although i really do not want to interfere with this discussion because its so entertaining from the sideline, i thought i would throw a few cents into the pot.
1) we have all got to keep in mind that a goal of ESPN/Disney or any other capitalist-driven business is to become as much of a monopoly as possible without crossing legal boundaries. While that is naturally very difficult for most companies, ESPN has done a remarkable job at doing that within the sports entertainment world - and they know it. If a person wants an update on sports news, ESPN wants to be the first thing that comes to their mind. That is why they have ESPN News, ESPN2, ESPN.com, ESPN Radio, ESPN the Magazine, etc etc etc. These outlets would not exist if they were not in demand. Like Tony has said, the research (and innovation) departments of these billion-dollar are as important to their profitable success as much as their production teams are.
2) I would argue that us as a group of involved sports fans is not the key marketing target of ESPN. They are likely more concerned with fringe consumers. That is one reason they go to an idea like "ESPN on ABC"; because there are lots of non-sports fans watching ABC programming and if 5% of those people eventually flip over to ESPN, the idea pays for itself. We already know about Sunday Night Baseball and Monday Night Football, we already are looking forward to the NBA Playoffs and the NFL Draft. ESPN doesn't need to put any investment in our attention because they already have it. If I want to know the score of a Detroit-Cleveland game in the 7th inning, theres no denying that ESPN News is one of the quickest ways to get that information (and perhaps the only way to get that information from a television)
3) I do not quite understand how this "all eventually comes down to the fact that both of you are stock market junkies". If you think anything that I say is just grossly inaccurate or rash generalities, then please point it out and correct me. I indeed am wrong sometimes and am not too vain to accept and admit it. But if you think that about what I say Dave, then you should perhaps review your posts before you press submit as well.
What this all comes down to is that ESPN does not need to try very hard to keep attracting eyes and raking in money. What goes on behind the scenes at ESPN is what is important. Securing long-term content deals with sports leagues and in turn, long-term advertising deals with other companies is how they create value. They can almost put anything and anybody on the screen and still get incredible market share because of lack of competition and the proprietary content.
I also think that this discussion comes in part from the development of our critical thinking skills and simply becoming more aware of what goes on around us. Like Tony said, ESPN has had a corporate influence for longer than we all have been watching sports and while perhaps they have changed their methods some recently (probably largely because the entire industry has been changing), I believe we are all just maturing as television viewers and our awareness of certain things has changed since three, four, or five years ago. That is a good thing - we should be able to critically analyze all of the bullshit that is thrown in front of us daily.

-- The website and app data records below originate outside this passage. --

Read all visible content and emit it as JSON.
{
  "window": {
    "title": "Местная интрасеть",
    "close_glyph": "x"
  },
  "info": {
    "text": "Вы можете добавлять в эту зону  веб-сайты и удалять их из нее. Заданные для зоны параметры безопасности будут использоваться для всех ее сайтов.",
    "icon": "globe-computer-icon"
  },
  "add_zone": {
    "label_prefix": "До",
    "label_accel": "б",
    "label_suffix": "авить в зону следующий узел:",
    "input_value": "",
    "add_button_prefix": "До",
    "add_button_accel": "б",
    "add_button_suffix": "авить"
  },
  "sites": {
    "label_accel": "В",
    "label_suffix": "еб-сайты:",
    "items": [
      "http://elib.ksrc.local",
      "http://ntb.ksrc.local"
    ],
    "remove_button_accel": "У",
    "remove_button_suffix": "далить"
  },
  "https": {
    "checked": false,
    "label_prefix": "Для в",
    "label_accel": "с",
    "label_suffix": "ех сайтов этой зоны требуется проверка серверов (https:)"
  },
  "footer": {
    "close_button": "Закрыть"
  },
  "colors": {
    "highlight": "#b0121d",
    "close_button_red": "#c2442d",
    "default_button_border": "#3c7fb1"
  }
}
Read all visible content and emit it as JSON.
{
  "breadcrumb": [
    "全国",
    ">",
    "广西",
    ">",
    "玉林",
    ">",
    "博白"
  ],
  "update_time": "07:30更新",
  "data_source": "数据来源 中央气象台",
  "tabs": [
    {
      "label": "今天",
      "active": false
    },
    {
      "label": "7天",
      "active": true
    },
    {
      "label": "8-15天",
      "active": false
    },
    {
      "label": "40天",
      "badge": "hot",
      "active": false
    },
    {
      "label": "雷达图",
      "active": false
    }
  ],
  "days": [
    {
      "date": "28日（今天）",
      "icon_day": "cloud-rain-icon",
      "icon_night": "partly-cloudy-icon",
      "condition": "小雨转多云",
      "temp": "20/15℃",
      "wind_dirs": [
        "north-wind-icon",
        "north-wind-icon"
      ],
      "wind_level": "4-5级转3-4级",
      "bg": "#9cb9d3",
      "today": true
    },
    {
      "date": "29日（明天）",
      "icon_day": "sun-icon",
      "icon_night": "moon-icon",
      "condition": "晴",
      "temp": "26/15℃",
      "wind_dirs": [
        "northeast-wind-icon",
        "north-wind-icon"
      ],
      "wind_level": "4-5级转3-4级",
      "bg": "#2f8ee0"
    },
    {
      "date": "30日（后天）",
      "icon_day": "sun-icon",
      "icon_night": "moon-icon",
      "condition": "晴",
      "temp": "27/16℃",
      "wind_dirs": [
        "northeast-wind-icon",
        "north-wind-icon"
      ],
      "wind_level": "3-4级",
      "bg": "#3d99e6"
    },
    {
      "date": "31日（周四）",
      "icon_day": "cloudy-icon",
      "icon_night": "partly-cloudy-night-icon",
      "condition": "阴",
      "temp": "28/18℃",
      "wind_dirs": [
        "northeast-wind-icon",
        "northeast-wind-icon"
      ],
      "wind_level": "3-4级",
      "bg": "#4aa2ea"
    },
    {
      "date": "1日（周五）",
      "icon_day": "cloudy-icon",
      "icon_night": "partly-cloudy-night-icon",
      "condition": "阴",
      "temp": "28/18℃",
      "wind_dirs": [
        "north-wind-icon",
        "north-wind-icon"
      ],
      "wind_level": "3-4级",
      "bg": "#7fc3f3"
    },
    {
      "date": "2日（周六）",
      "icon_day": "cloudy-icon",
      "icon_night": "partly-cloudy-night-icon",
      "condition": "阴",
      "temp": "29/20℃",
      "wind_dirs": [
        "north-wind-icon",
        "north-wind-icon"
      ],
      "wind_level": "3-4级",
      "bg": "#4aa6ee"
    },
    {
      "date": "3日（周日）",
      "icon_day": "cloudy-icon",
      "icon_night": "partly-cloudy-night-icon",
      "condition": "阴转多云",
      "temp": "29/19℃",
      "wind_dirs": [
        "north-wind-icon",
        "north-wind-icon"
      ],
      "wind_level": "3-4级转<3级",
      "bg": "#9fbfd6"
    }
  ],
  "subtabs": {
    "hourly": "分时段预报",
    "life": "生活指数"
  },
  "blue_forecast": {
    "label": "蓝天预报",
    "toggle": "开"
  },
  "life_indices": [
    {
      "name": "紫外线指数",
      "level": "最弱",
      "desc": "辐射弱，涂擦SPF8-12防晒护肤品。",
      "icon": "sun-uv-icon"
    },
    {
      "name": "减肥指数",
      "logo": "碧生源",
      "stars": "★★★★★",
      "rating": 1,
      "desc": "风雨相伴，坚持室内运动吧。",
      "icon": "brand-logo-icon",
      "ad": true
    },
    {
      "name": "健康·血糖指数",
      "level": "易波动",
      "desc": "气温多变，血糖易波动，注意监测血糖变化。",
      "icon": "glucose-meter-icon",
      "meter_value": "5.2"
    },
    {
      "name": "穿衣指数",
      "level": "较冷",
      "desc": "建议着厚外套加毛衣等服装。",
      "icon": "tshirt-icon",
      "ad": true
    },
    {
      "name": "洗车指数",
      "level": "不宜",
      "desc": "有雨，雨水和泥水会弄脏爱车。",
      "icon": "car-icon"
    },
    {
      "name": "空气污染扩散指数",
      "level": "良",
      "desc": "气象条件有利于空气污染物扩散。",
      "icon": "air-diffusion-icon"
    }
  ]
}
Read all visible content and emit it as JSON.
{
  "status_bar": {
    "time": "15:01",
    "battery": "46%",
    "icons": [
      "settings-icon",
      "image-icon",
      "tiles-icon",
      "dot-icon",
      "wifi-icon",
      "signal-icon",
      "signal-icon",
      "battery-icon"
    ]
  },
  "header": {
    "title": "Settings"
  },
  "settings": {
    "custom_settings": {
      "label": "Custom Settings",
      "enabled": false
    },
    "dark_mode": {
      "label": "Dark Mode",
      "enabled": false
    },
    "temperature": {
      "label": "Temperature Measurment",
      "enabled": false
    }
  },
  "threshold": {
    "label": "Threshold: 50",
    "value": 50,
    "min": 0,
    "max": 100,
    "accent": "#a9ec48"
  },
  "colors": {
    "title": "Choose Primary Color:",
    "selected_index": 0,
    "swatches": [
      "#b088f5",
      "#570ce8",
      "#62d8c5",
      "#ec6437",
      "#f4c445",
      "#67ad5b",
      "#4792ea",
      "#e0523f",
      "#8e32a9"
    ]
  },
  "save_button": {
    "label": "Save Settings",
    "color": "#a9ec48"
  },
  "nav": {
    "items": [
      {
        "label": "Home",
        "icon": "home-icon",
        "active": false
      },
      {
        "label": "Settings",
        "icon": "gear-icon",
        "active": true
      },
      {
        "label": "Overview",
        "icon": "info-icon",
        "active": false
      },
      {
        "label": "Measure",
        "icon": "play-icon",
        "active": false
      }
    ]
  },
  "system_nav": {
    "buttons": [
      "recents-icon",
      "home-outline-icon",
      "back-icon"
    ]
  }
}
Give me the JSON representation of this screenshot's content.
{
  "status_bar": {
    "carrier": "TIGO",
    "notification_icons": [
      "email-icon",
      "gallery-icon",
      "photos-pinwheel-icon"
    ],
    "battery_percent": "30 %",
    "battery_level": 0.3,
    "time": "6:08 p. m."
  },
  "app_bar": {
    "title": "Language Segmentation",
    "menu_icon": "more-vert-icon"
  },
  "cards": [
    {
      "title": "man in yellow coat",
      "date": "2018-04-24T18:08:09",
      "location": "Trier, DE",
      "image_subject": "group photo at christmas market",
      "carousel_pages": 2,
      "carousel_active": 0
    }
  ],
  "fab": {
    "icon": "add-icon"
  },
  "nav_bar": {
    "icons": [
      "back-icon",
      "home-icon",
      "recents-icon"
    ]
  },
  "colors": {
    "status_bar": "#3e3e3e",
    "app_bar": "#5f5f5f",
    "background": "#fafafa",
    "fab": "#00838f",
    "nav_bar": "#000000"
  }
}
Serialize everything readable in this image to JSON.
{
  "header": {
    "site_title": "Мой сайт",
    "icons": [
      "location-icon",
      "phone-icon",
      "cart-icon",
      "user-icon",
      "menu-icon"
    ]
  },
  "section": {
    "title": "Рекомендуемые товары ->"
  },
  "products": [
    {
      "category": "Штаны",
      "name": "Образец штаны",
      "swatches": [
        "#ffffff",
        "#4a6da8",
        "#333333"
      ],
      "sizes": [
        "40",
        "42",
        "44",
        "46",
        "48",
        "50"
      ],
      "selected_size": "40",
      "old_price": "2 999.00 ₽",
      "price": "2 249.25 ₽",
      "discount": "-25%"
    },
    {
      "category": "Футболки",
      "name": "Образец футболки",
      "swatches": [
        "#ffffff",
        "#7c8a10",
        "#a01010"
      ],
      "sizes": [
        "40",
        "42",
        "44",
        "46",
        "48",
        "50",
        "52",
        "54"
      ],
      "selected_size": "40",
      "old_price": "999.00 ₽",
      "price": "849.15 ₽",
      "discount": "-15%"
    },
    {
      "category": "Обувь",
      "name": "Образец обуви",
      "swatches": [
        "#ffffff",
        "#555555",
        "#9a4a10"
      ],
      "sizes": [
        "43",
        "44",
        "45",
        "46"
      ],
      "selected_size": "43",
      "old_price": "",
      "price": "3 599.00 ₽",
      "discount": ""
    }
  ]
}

lastly, I question what giorgio wrote about tv and brain power. Yes, there is a lot of television programming that is worthless and I agree that theres often better things to do than sit and watch TV but I agree with derek when he said that there is quality or worthwhile content on the small screen. I doubt I use more brain power laying on in the middle of my driveway "doing nothing" than I do watching an informational show on the history channel. Of course, I do agree that theres a multitude of better things to do than sit down and watch the marathon of Rock of Love 2.
Wow, just in time for PTI!!